» Exercise description: The answer should be a single number, the count of lines in this material that contain "note".

» Data for this task:
↓↓↓

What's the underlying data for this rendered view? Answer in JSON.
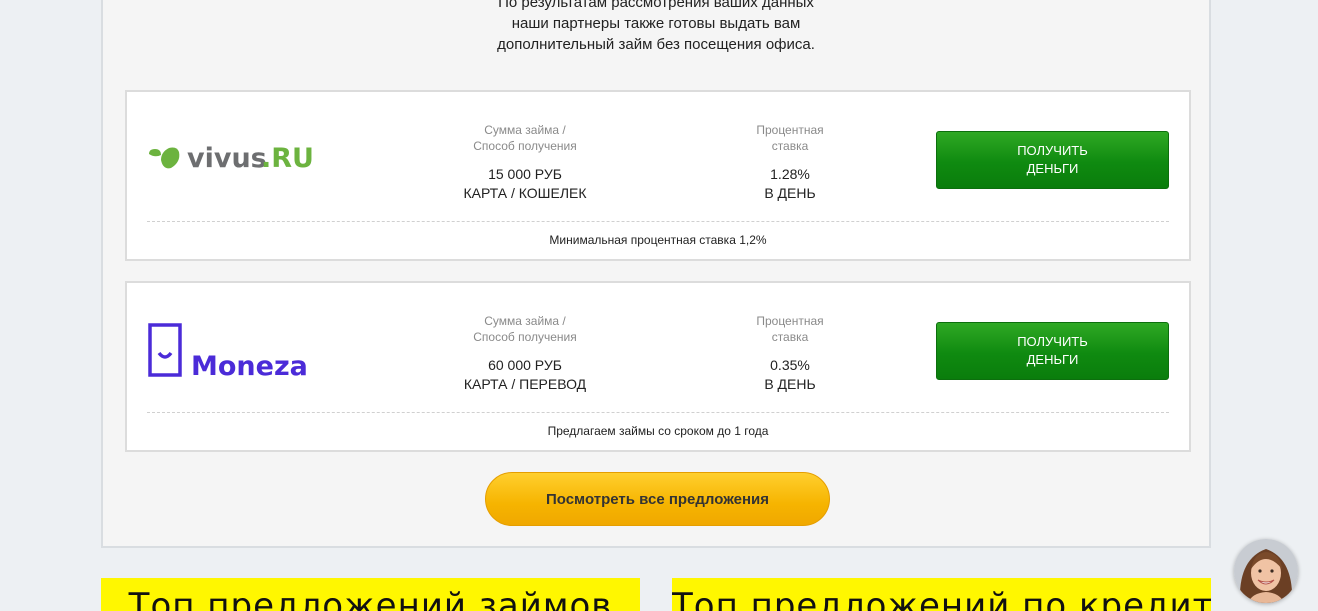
{
  "intro": {
    "line1": "По результатам рассмотрения ваших данных",
    "line2": "наши партнеры также готовы выдать вам",
    "line3": "дополнительный займ без посещения офиса."
  },
  "offers": [
    {
      "logo_text": "vivus.RU",
      "sum_label_1": "Сумма займа /",
      "sum_label_2": "Способ получения",
      "sum_value": "15 000 РУБ",
      "method_value": "КАРТА / КОШЕЛЕК",
      "rate_label_1": "Процентная",
      "rate_label_2": "ставка",
      "rate_value": "1.28%",
      "rate_period": "В ДЕНЬ",
      "button_line1": "ПОЛУЧИТЬ",
      "button_line2": "ДЕНЬГИ",
      "note": "Минимальная процентная ставка 1,2%"
    },
    {
      "logo_text": "Moneza",
      "sum_label_1": "Сумма займа /",
      "sum_label_2": "Способ получения",
      "sum_value": "60 000 РУБ",
      "method_value": "КАРТА / ПЕРЕВОД",
      "rate_label_1": "Процентная",
      "rate_label_2": "ставка",
      "rate_value": "0.35%",
      "rate_period": "В ДЕНЬ",
      "button_line1": "ПОЛУЧИТЬ",
      "button_line2": "ДЕНЬГИ",
      "note": "Предлагаем займы со сроком до 1 года"
    }
  ],
  "all_offers_button": "Посмотреть все предложения",
  "banners": {
    "left": "Топ предложений займов",
    "right": "Топ предложений по кредитам"
  },
  "colors": {
    "vivus_green": "#6cb33f",
    "vivus_gray": "#6d6e70",
    "moneza_purple": "#4b2bd8",
    "button_green": "#0f8a10",
    "cta_yellow": "#f6b400",
    "banner_yellow": "#fff700"
  }
}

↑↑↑

» Written answer: 2